Reading the post-mortem on yesterday’s California Supreme Court decision to void the marriages performed in San Francisco, my first reaction was one of utter depression, if not surprise. But the more I looked back at the photos of those weddings, the more I read about couples who were hurt and bruised but not broken, the more I realized what was not lost in Thursday’s decision.
A couple of years ago, I met Jack and Pete at a Fourth of July party. Pete was a huge cowboy from Texas, with the ten-gallon hat and the twang and the loud shirts to identify him. Jack was a tiny little nebbishy guy with thick glasses and a high-pitched voice. We sat upstairs in my neighbor’s apartment, talking and talking. They’d been together 14 years, since meeting in college in Austin. They had a hilarious first date: Pete showed up with flowers for Jack, who was intimidated by the gesture and so nervous he threw up.
We traded relationship stories: my husband’s funny and sweet proposal, which came in the middle of a fight we were having about work; the moment Jack realized Pete was his soulmate: when Jack’s father died and they took a plane back to Seattle, and the whole long flight Pete never let go of his hand.
California’s ruling was a setback for the rights couples like Jack and Pete should enjoy. But it was not, and should never be seen as, a setback to the love these couples share, to the lives they’ve built together. Those lives are their own truth: that love and fidelity are stronger than the courts, stronger than the hatred of people like “Rev.” Sheldon, and will endure no matter how many people stand up in press conferences and say, “wrong, bad, invalid.”

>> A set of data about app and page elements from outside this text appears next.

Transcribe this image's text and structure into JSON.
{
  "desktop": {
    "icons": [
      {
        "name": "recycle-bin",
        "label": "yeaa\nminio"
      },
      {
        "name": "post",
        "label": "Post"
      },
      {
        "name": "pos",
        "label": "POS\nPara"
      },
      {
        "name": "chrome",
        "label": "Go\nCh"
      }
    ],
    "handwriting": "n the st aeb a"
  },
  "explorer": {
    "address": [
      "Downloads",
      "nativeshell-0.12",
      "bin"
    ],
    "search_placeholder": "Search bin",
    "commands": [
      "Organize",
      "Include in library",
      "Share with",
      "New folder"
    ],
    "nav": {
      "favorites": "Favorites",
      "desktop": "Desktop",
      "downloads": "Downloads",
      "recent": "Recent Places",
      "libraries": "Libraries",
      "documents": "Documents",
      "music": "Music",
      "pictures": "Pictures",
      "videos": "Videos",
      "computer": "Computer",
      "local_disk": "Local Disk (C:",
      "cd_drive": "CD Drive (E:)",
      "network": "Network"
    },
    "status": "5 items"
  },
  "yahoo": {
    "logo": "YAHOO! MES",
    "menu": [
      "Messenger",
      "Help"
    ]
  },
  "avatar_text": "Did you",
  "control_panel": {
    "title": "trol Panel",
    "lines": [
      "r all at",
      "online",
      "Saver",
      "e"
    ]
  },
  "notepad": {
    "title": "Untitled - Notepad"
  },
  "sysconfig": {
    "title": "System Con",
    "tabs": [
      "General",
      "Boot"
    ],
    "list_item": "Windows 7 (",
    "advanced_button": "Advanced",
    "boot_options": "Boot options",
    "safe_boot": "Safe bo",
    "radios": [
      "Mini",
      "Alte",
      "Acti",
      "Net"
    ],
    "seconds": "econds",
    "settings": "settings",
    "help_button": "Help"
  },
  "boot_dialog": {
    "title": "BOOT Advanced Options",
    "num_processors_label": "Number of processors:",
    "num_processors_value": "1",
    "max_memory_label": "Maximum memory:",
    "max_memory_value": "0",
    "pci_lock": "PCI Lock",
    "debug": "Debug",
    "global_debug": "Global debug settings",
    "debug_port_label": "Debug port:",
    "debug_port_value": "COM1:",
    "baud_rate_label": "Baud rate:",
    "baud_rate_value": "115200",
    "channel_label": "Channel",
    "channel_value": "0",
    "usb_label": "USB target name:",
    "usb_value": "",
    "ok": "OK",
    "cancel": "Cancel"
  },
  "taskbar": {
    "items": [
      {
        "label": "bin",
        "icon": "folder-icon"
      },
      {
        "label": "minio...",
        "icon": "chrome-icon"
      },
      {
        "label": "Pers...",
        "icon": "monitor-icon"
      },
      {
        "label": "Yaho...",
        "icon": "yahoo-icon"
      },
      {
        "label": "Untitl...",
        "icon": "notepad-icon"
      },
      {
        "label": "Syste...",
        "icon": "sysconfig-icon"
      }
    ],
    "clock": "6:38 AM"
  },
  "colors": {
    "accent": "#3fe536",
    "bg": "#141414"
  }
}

As a married girl of some years now, I try to avoid giving advice to newlyweds. It makes me feel old. But as someone with experience in this field, I would like to tell the San Francisco husbands and husbands and wives and wives, a life lived together in love is the strongest thing on earth. If you have it, have faith in it and in your own strength, and keep holding hands.
One of the reasons you have witnesses at a wedding is to emphasize that others have the responsibility for helping you in your married life. There are a lot of straight married people out here who witnessed your unions, who smiled and laughed and cried and sent flowers and cheered you on. We’re still here. We’re going to keep fighting to help you. We’re going to do whatever we can.